The Difficulty in Concentrating on Prayer Nowadays
Today, two factors have been added to the difficulty of concentration in prayer. One is that many people have become more educated, and as a result, they are used to understanding, observing and thinking about their actions, and it’s hard for them to read a fixed nusach that does not inspire them to think. The second factor is that in consequence of electronic media, people are used to thinking quickly about various matters, while constantly being distracted by the great amount of information flowing to them from their surroundings.
It seems, however, that these difficulties precisely seem to emphasize the importance of prayer today, because due to the abundance of information, and the numerous details people receive from their surroundings every day and every hour, we are liable to forget our soul and the greater vision. That is why it is so important three times a day to converge within ourselves and approach Hashem in prayer, and thus receive inspiration and constant renewal in order to add goodness and blessing in the world.
The Length of Prayer – Tircha D’tzibbur

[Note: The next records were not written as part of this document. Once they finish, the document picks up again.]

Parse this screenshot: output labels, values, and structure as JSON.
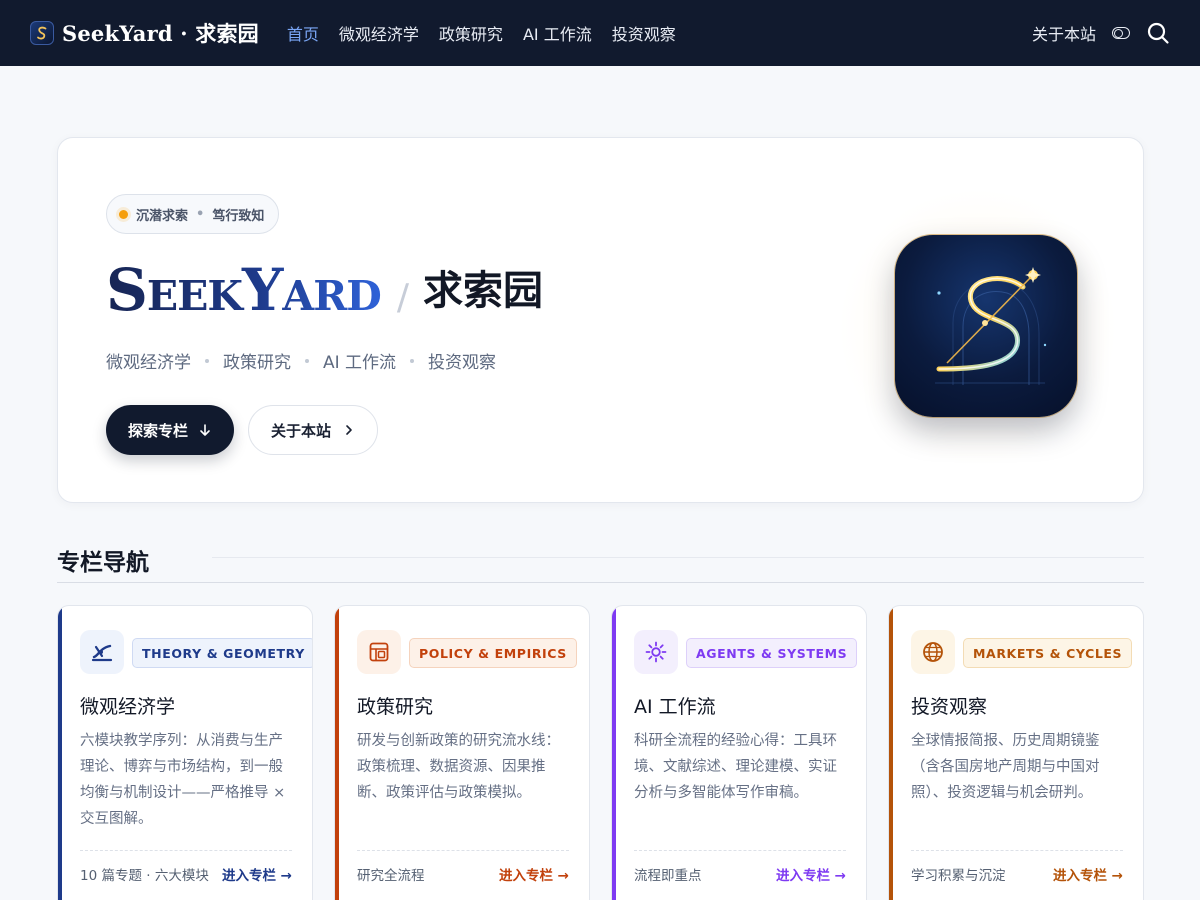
{
  "nav": {
    "brand": "SeekYard · 求索园",
    "links": [
      "首页",
      "微观经济学",
      "政策研究",
      "AI 工作流",
      "投资观察"
    ],
    "about": "关于本站"
  },
  "hero": {
    "motto_a": "沉潜求索",
    "motto_sep": "•",
    "motto_b": "笃行致知",
    "title_en": "SeekYard",
    "title_slash": "/",
    "title_cn": "求索园",
    "topics": [
      "微观经济学",
      "政策研究",
      "AI 工作流",
      "投资观察"
    ],
    "btn_primary": "探索专栏",
    "btn_secondary": "关于本站"
  },
  "section": {
    "title": "专栏导航"
  },
  "cards": [
    {
      "tag": "THEORY & GEOMETRY",
      "title": "微观经济学",
      "desc": "六模块教学序列：从消费与生产理论、博弈与市场结构，到一般均衡与机制设计——严格推导 × 交互图解。",
      "meta": "10 篇专题 · 六大模块",
      "link": "进入专栏 →",
      "icon": "chart-curve-icon",
      "accent": "#1e3a8a"
    },
    {
      "tag": "POLICY & EMPIRICS",
      "title": "政策研究",
      "desc": "研发与创新政策的研究流水线：政策梳理、数据资源、因果推断、政策评估与政策模拟。",
      "meta": "研究全流程",
      "link": "进入专栏 →",
      "icon": "policy-panel-icon",
      "accent": "#c2410c"
    },
    {
      "tag": "AGENTS & SYSTEMS",
      "title": "AI 工作流",
      "desc": "科研全流程的经验心得：工具环境、文献综述、理论建模、实证分析与多智能体写作审稿。",
      "meta": "流程即重点",
      "link": "进入专栏 →",
      "icon": "sun-gear-icon",
      "accent": "#7e3af2"
    },
    {
      "tag": "MARKETS & CYCLES",
      "title": "投资观察",
      "desc": "全球情报简报、历史周期镜鉴（含各国房地产周期与中国对照）、投资逻辑与机会研判。",
      "meta": "学习积累与沉淀",
      "link": "进入专栏 →",
      "icon": "globe-icon",
      "accent": "#b45309"
    }
  ]
}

All the same, there are quite a few complaints about the length of prayers, also coming from those who fear God and are meticulous in mitzvot. Indeed, there apparently is a big question: It is explained in the Talmud (Berachot 12b) that our Sages sought to add the parasha (portion) of Balak to Kriat Shema, “and why did they not do so? Because of tircha d’tzibbur” (wasting people’s time). According to our Sages, despite the importance of the parasha of Balak, which deals with the uniqueness of Israel and is not unlike the importance of Kriat Shema, its blessings, and the Amida, our Sages did not fix it in the nusach of Kriat Shema because of tircha d’tzibbur. How then did they enact the reciting of the lengthy Pesukei d’Zimrah, Tachanun, Ashrei, Lamnatzeach, U’va l’Tzion, Shir shel Yom, Ketorit, and Aleinu l’Shabayach? In truth, however, our Sages did not enact all these additions as obligatory precisely because of tircha d’tzibbur; rather, throughout the generations, righteous people, followed by entire congregations, recited them regularly, until in time, they became obligatory, and thus entered the fixed nusach.

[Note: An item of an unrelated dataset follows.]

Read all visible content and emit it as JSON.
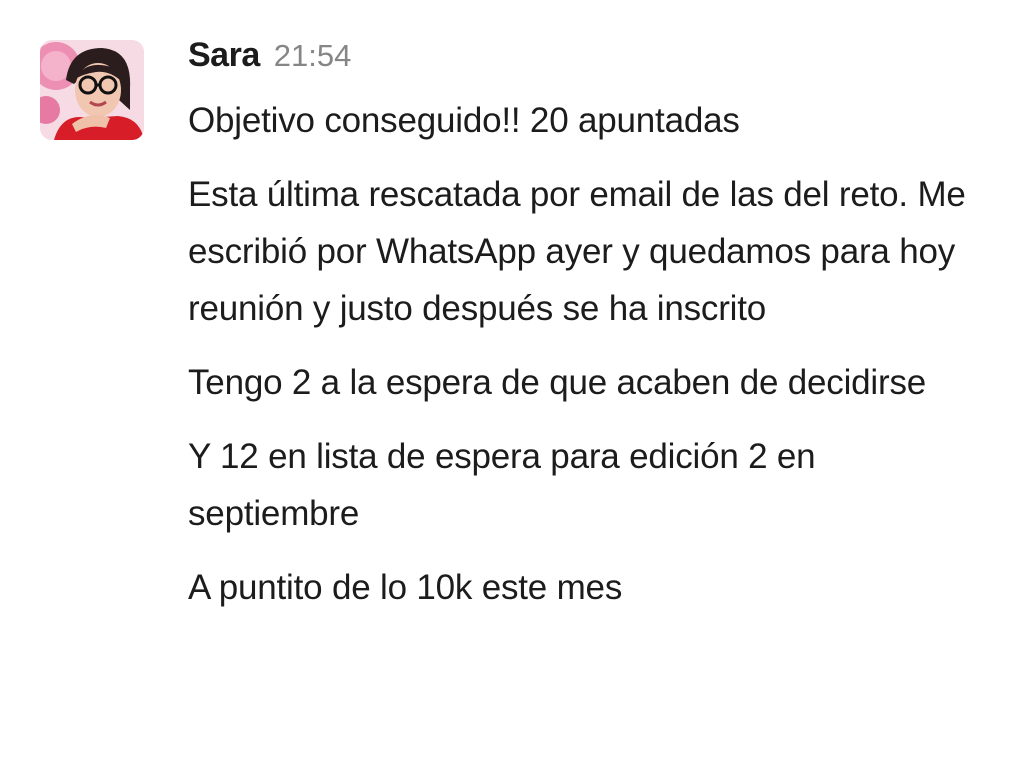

In practice, minhagei Yisrael (accepted Jewish customs) are binding, but in shaat ha’dachak (times of stress), reciting the main nusach is sufficient, as halachically ruled for latecomers – they should skip all of Pesukei d’Zimrah in order to recite the Amidah prayer with the minyan (S. A. and Rama 52:1). Some poskim say that they should skip only most of Pesukei d’Zimrah for this purpose (Mishkenot Ya’akov, see Peninei Halakha: Tefillah 14: 5). The same applies for the rest of the additional verses, i.e. in a shaat dachak one may skip them as well.
Indeed, from this issue, it can be concluded that people in charge of congregations must ensure that public prayer is not too long. If there is a minyan of Chassidim (righteous people) who want to pray at length – tavo alayhem ha’bracha (they will be blessed), but those in charge must ensure that the public at large is able to pray in a minyan without tircha d’tzibbur.
There are other issues that, God willing, I will deal with in the future. But one conclusion is clear: there is a need for deeper study of the significance of prayer, and rabbis, teachers, and worshipers in general together, must discuss how to conduct prayers in the most respectful manner while providing solutions for those who find lengthy prayers difficult.
This article appears in the ‘Besheva’ newspaper and was translated from Hebrew.